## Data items
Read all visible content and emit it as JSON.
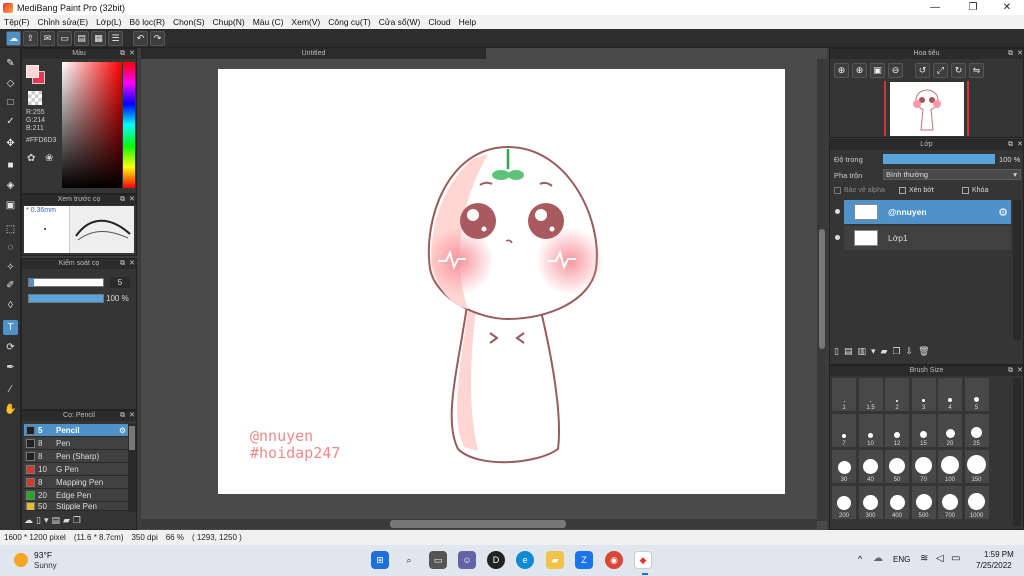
{
  "window": {
    "title": "MediBang Paint Pro (32bit)",
    "minimize": "—",
    "maximize": "❐",
    "close": "✕"
  },
  "menu": [
    "Tệp(F)",
    "Chỉnh sửa(E)",
    "Lớp(L)",
    "Bộ lọc(R)",
    "Chọn(S)",
    "Chụp(N)",
    "Màu (C)",
    "Xem(V)",
    "Công cụ(T)",
    "Cửa sổ(W)",
    "Cloud",
    "Help"
  ],
  "color_panel": {
    "title": "Màu",
    "r": "R:255",
    "g": "G:214",
    "b": "B:211",
    "hex": "#FFD6D3",
    "fg": "#FFD6D3",
    "bg": "#e8354a"
  },
  "brush_preview": {
    "title": "Xem trước cọ",
    "size": "* 0.36mm"
  },
  "brush_control": {
    "title": "Kiểm soát cọ",
    "size_value": "5",
    "opacity_value": "100 %"
  },
  "brush_list": {
    "title": "Cọ: Pencil",
    "items": [
      {
        "size": "5",
        "name": "Pencil",
        "color": "#222222"
      },
      {
        "size": "8",
        "name": "Pen",
        "color": "#222222"
      },
      {
        "size": "8",
        "name": "Pen (Sharp)",
        "color": "#222222"
      },
      {
        "size": "10",
        "name": "G Pen",
        "color": "#e03030"
      },
      {
        "size": "8",
        "name": "Mapping Pen",
        "color": "#e03030"
      },
      {
        "size": "20",
        "name": "Edge Pen",
        "color": "#22aa22"
      },
      {
        "size": "50",
        "name": "Stipple Pen",
        "color": "#e0c020"
      }
    ]
  },
  "document": {
    "tab": "Untitled",
    "signature_line1": "@nnuyen",
    "signature_line2": "#hoidap247"
  },
  "navigator": {
    "title": "Hoa tiêu"
  },
  "layers": {
    "title": "Lớp",
    "opacity_label": "Độ trong",
    "opacity_value": "100 %",
    "opacity_fraction": 1.0,
    "blend_label": "Pha trộn",
    "blend_value": "Bình thường",
    "protect_alpha": "Bảo vệ alpha",
    "clipping": "Xén bớt",
    "lock": "Khóa",
    "items": [
      {
        "name": "@nnuyen",
        "selected": true
      },
      {
        "name": "Lớp1",
        "selected": false
      }
    ]
  },
  "brush_size": {
    "title": "Brush Size",
    "sizes": [
      "1",
      "1.5",
      "2",
      "3",
      "4",
      "5",
      "7",
      "10",
      "12",
      "15",
      "20",
      "25",
      "30",
      "40",
      "50",
      "70",
      "100",
      "150",
      "200",
      "300",
      "400",
      "500",
      "700",
      "1000"
    ]
  },
  "status": {
    "dimensions": "1600 * 1200 pixel",
    "physical": "(11.6 * 8.7cm)",
    "dpi": "350 dpi",
    "zoom": "66 %",
    "coords": "( 1293, 1250 )"
  },
  "taskbar": {
    "temp": "93°F",
    "weather": "Sunny",
    "lang": "ENG",
    "time": "1:59 PM",
    "date": "7/25/2022"
  }
}
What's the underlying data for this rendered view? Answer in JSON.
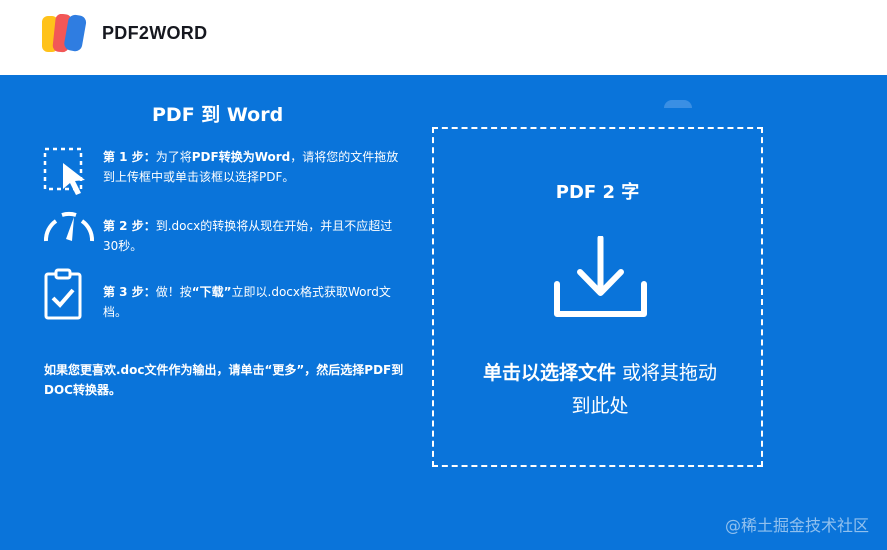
{
  "header": {
    "logo_text": "PDF2WORD"
  },
  "steps": {
    "title": "PDF 到 Word",
    "items": [
      {
        "icon": "cursor-select-icon",
        "label": "第 1 步：",
        "text_a": "为了将",
        "text_bold": "PDF转换为Word",
        "text_b": "，请将您的文件拖放到上传框中或单击该框以选择PDF。"
      },
      {
        "icon": "gauge-icon",
        "label": "第 2 步：",
        "text": "到.docx的转换将从现在开始，并且不应超过30秒。"
      },
      {
        "icon": "clipboard-check-icon",
        "label": "第 3 步：",
        "text_a": "做！按",
        "text_bold": "“下载”",
        "text_b": "立即以.docx格式获取Word文档。"
      }
    ],
    "note": "如果您更喜欢.doc文件作为输出，请单击“更多”，然后选择PDF到DOC转换器。"
  },
  "dropzone": {
    "title": "PDF 2 字",
    "icon": "download-icon",
    "text_bold": "单击以选择文件",
    "text_rest": " 或将其拖动到此处"
  },
  "watermark": "@稀土掘金技术社区",
  "colors": {
    "background": "#0a74da",
    "header": "#ffffff",
    "text": "#ffffff"
  }
}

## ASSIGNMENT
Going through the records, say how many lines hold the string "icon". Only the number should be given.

## WRITTEN SOLUTION
4